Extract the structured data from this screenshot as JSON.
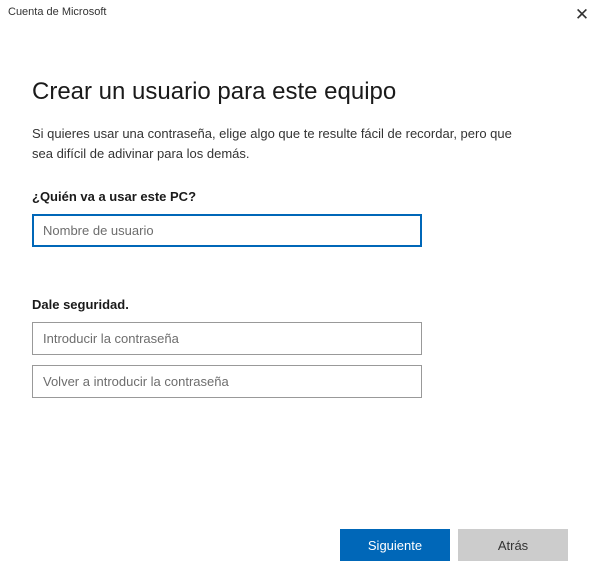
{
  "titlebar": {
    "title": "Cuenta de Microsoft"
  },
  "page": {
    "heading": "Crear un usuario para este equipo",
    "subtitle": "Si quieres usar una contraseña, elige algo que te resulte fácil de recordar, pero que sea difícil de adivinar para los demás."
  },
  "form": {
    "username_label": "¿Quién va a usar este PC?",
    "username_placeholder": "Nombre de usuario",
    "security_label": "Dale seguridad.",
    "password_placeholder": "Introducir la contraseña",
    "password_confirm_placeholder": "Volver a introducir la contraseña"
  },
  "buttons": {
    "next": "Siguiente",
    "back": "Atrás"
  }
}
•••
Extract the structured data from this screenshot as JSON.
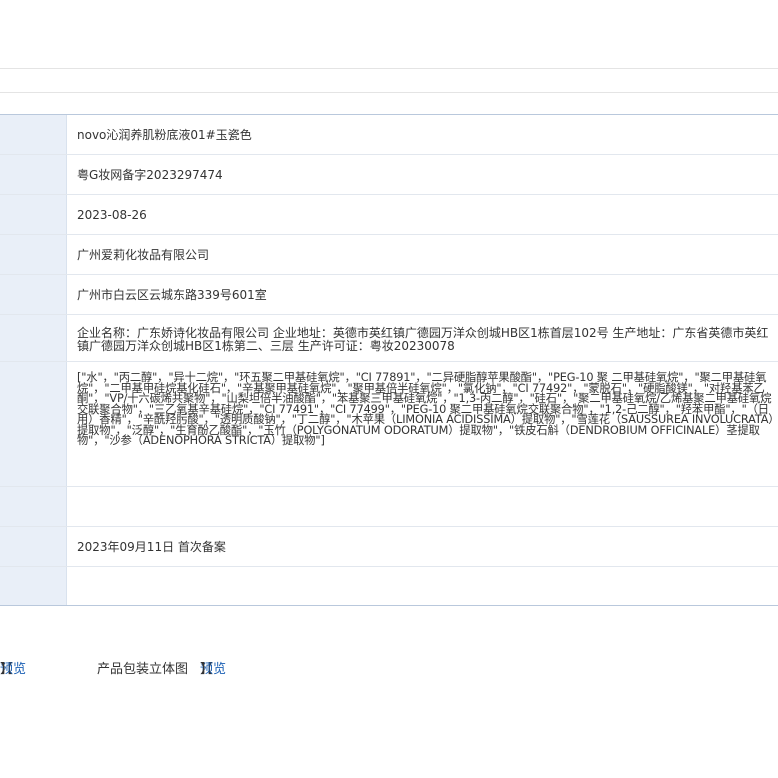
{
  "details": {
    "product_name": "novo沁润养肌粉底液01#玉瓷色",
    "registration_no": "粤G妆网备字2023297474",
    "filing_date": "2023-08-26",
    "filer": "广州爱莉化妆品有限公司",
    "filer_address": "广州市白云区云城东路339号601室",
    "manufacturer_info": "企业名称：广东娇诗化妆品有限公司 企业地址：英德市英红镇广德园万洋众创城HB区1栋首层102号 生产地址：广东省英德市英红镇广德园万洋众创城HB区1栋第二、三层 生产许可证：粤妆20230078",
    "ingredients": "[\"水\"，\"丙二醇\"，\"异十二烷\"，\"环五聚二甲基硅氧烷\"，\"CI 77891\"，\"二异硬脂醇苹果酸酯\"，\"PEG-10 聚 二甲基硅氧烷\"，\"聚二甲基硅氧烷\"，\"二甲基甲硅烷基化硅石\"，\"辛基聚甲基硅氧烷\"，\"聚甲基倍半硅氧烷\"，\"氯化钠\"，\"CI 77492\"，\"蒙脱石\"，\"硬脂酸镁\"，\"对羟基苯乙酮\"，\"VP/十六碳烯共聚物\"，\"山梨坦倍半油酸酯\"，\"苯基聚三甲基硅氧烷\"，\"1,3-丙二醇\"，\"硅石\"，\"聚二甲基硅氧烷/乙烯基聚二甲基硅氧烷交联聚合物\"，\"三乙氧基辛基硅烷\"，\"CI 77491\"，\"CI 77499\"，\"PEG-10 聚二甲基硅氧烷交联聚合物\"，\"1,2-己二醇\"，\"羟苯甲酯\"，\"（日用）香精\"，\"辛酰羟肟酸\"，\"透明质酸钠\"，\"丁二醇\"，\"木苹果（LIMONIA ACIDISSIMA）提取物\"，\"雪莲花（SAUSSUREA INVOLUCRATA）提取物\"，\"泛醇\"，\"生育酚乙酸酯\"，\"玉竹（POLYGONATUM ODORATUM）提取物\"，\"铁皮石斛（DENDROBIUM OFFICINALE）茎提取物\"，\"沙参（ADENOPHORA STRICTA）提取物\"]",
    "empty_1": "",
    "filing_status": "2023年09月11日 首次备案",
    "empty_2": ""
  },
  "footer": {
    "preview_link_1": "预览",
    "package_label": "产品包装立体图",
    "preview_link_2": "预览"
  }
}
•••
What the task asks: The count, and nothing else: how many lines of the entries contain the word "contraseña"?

The completed task: 3